The software update will bring multi-tasking to the iPhone, allowing users to run multiple applications and programs simultaneously, and will also let users organise their mass of applications into folders.
In between trying to show off all the latest that the Apple engineers had come up with, the demo demons hit Mr Jobs right slap-bang in the middle of his keynote speech.
As his efforts to dazzle developers with some of the iPhone features failed, Mr Jobs claimed that the cause was the 500-plus wi-fi-hoggers in the audience.
Actually, he said his tech team detected 570 separate wi-fi base stations. Those included mi-fi cards and Sprint's new EVO 4G phone, which can create shareable wi-fi hotspots based on mobile internet.
Putting a cheery face on things, Mr Jobs went for the democratic approach and left it to the audience to decide if people should power down.
"You know you can help me out here. If you're on wi-fi you might want to get off it," Jobs told the crowd as his demo began to go south.
"I think bloggers have a right to blog, but if you want to see the demos, we're not going to be able to do it," said Mr Jobs.
This was clearly not in the script. And for Mr Jobs who prides himself on his keynote presentations as setting the bar for all other execs taking to the stage, it was also embarrassing.
Elephant in the room
While the Apple fanboys and girls lapped up the event and media and bloggers came from around the world to report on it, there was one notable exception from the "hack" crowd - Gizmodo.
The San Jose Mercury News reported that they were not invited.
"We're banned for life, I think,'' said Brian Lam, editorial director of the gadget blog.
"I got no response at all,'' he said when he e-mailed for press accreditation. "I've worked with these people for seven or eight years, and they never failed to write me back. This tells me they're probably not allowed to talk to me any more. It's not personal. But Steve is very angry at Gizmodo."

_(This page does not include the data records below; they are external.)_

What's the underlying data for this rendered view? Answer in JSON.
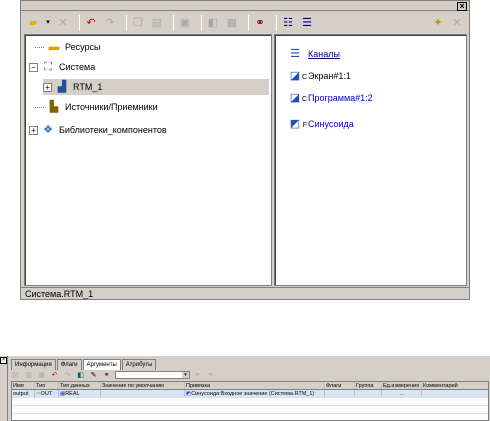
{
  "tree": {
    "items": [
      {
        "label": "Ресурсы",
        "icon": "folder-resources-icon"
      },
      {
        "label": "Система",
        "icon": "system-network-icon"
      },
      {
        "label": "RTM_1",
        "icon": "rtm-device-icon"
      },
      {
        "label": "Источники/Приемники",
        "icon": "sources-receivers-icon"
      },
      {
        "label": "Библиотеки_компонентов",
        "icon": "component-library-icon"
      }
    ]
  },
  "list": {
    "items": [
      {
        "label": "Каналы",
        "badge": "",
        "icon": "channels-icon"
      },
      {
        "label": "Экран#1:1",
        "badge": "C",
        "icon": "screen-icon"
      },
      {
        "label": "Программа#1:2",
        "badge": "C",
        "icon": "program-icon"
      },
      {
        "label": "Синусоида",
        "badge": "F",
        "icon": "sinusoid-icon"
      }
    ]
  },
  "status": {
    "path": "Система.RTM_1"
  },
  "bottom": {
    "tabs": [
      "Информация",
      "Флаги",
      "Аргументы",
      "Атрибуты"
    ],
    "active_tab": "Аргументы",
    "columns": [
      "Имя",
      "Тип",
      "Тип данных",
      "Значение по умолчанию",
      "Привязка",
      "Флаги",
      "Группа",
      "Ед.измерения",
      "Комментарий"
    ],
    "row": {
      "name": "output",
      "type": "OUT",
      "data_type": "REAL",
      "default": "",
      "binding": "Синусоида:Входное значение (Система.RTM_1)",
      "flags": "",
      "group": "",
      "unit": "...",
      "comment": ""
    }
  },
  "colors": {
    "panel": "#d4d0c8",
    "link": "#0000cc",
    "highlight_row": "#d8e4f4"
  }
}
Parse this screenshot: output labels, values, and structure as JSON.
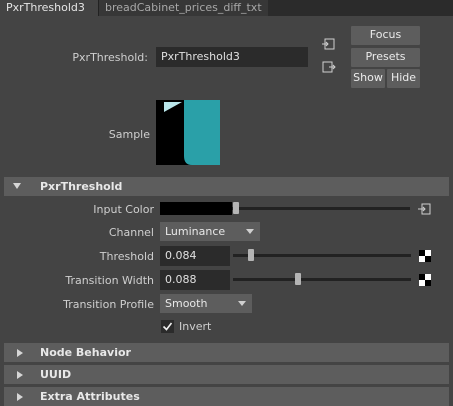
{
  "tabs": [
    {
      "label": "PxrThreshold3",
      "active": true
    },
    {
      "label": "breadCabinet_prices_diff_txt",
      "active": false
    }
  ],
  "header": {
    "node_label": "PxrThreshold:",
    "node_name": "PxrThreshold3",
    "focus_label": "Focus",
    "presets_label": "Presets",
    "show_label": "Show",
    "hide_label": "Hide"
  },
  "sample": {
    "label": "Sample",
    "colors": {
      "background": "#000000",
      "teal": "#2aa0a8",
      "light": "#b9e6ea"
    }
  },
  "sections": {
    "main": {
      "title": "PxrThreshold",
      "expanded": true
    },
    "collapsed": [
      {
        "title": "Node Behavior"
      },
      {
        "title": "UUID"
      },
      {
        "title": "Extra Attributes"
      }
    ]
  },
  "attributes": {
    "input_color": {
      "label": "Input Color",
      "color": "#000000"
    },
    "channel": {
      "label": "Channel",
      "value": "Luminance"
    },
    "threshold": {
      "label": "Threshold",
      "value": "0.084"
    },
    "transition_width": {
      "label": "Transition Width",
      "value": "0.088"
    },
    "transition_profile": {
      "label": "Transition Profile",
      "value": "Smooth"
    },
    "invert": {
      "label": "Invert",
      "checked": true
    }
  }
}
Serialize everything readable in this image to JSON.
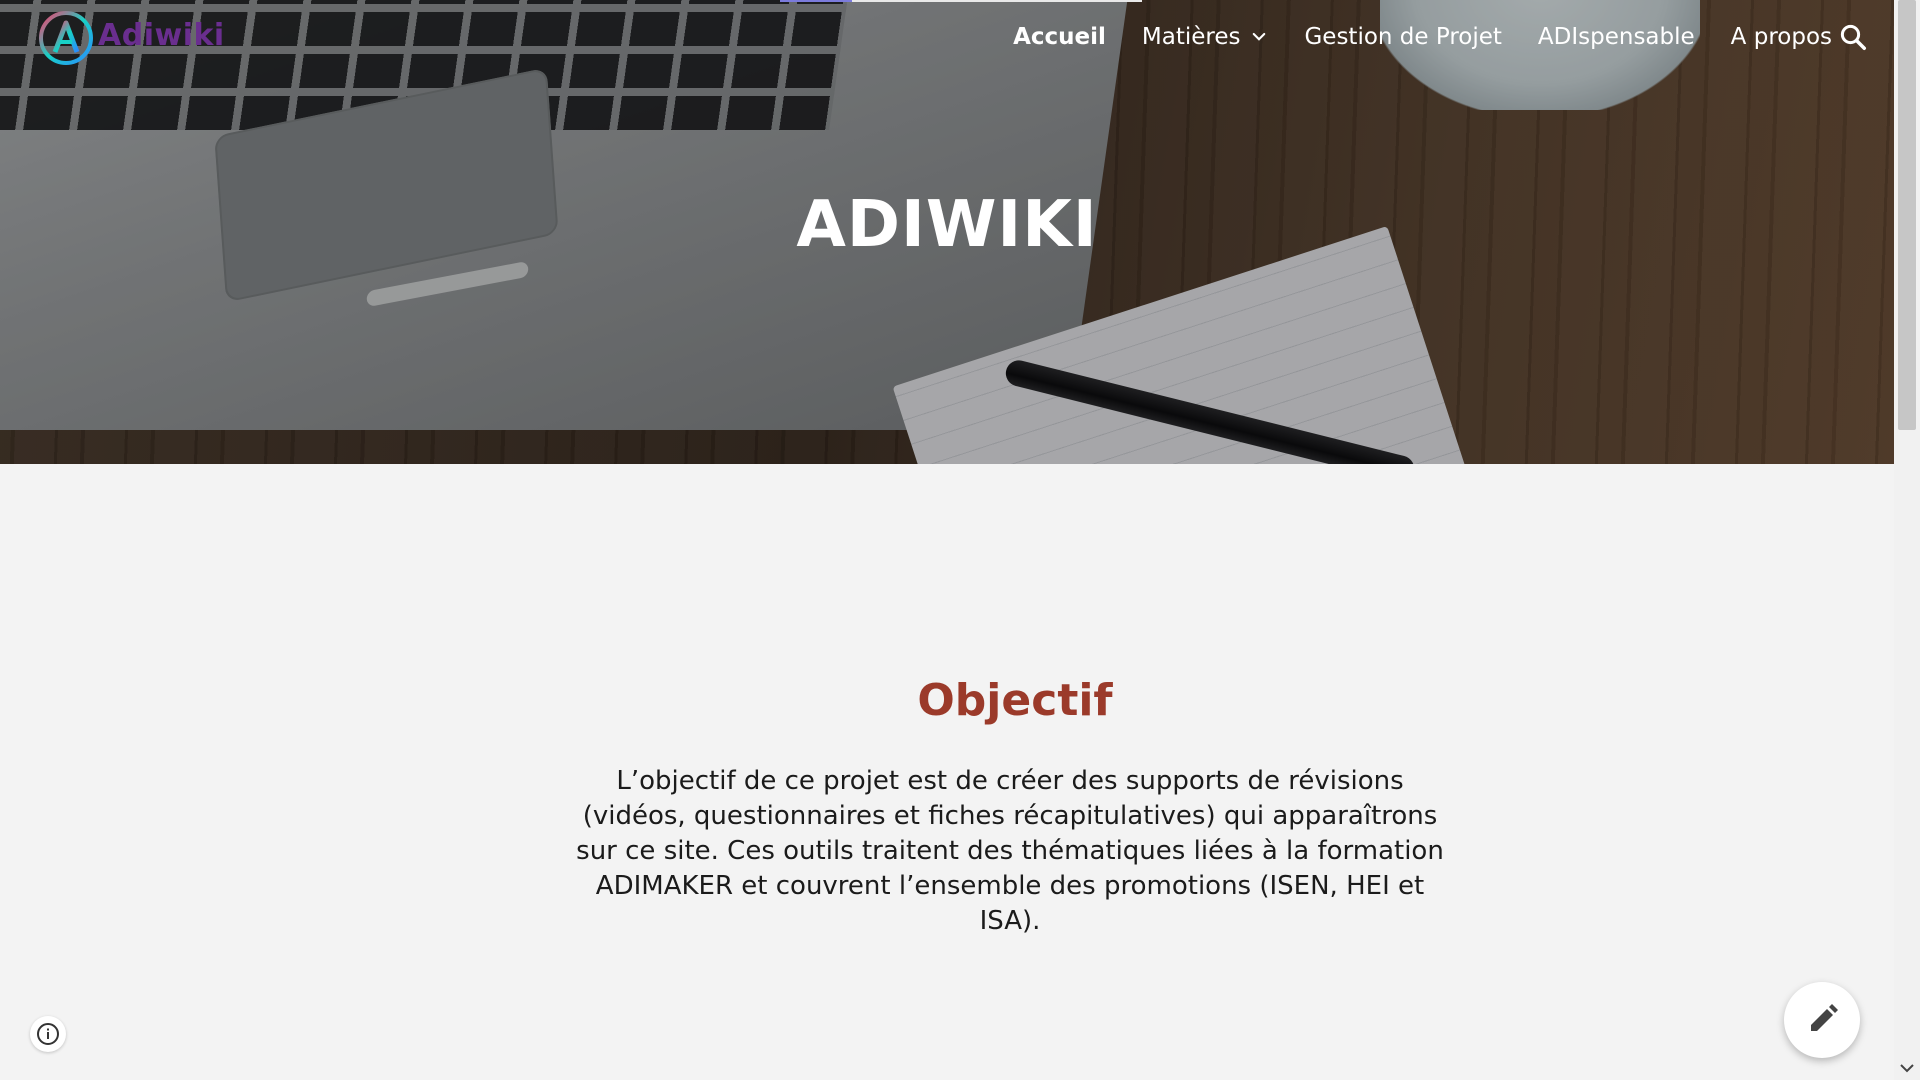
{
  "header": {
    "logo_text": "Adiwiki",
    "nav_items": [
      {
        "label": "Accueil"
      },
      {
        "label": "Matières"
      },
      {
        "label": "Gestion de Projet"
      },
      {
        "label": "ADIspensable"
      },
      {
        "label": "A propos"
      }
    ],
    "loading_progress": 0.2
  },
  "hero": {
    "title": "ADIWIKI"
  },
  "main": {
    "section_title": "Objectif",
    "body": "L’objectif de ce projet est de créer des supports de révisions (vidéos, questionnaires et fiches récapitulatives) qui apparaîtrons sur ce site. Ces outils traitent des thématiques liées à la formation ADIMAKER et couvrent l’ensemble des promotions (ISEN, HEI et ISA)."
  },
  "icons": {
    "logo": "logo-icon",
    "search": "search-icon",
    "chevron": "chevron-down-icon",
    "info": "info-icon",
    "edit": "pencil-icon"
  },
  "colors": {
    "title_accent": "#9b3a2a",
    "logo_text": "#6a2e8f",
    "page_bg": "#f3f3f3"
  }
}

Heaven help the poor person then that was responsible for keeping the wi-fi going during his keynote.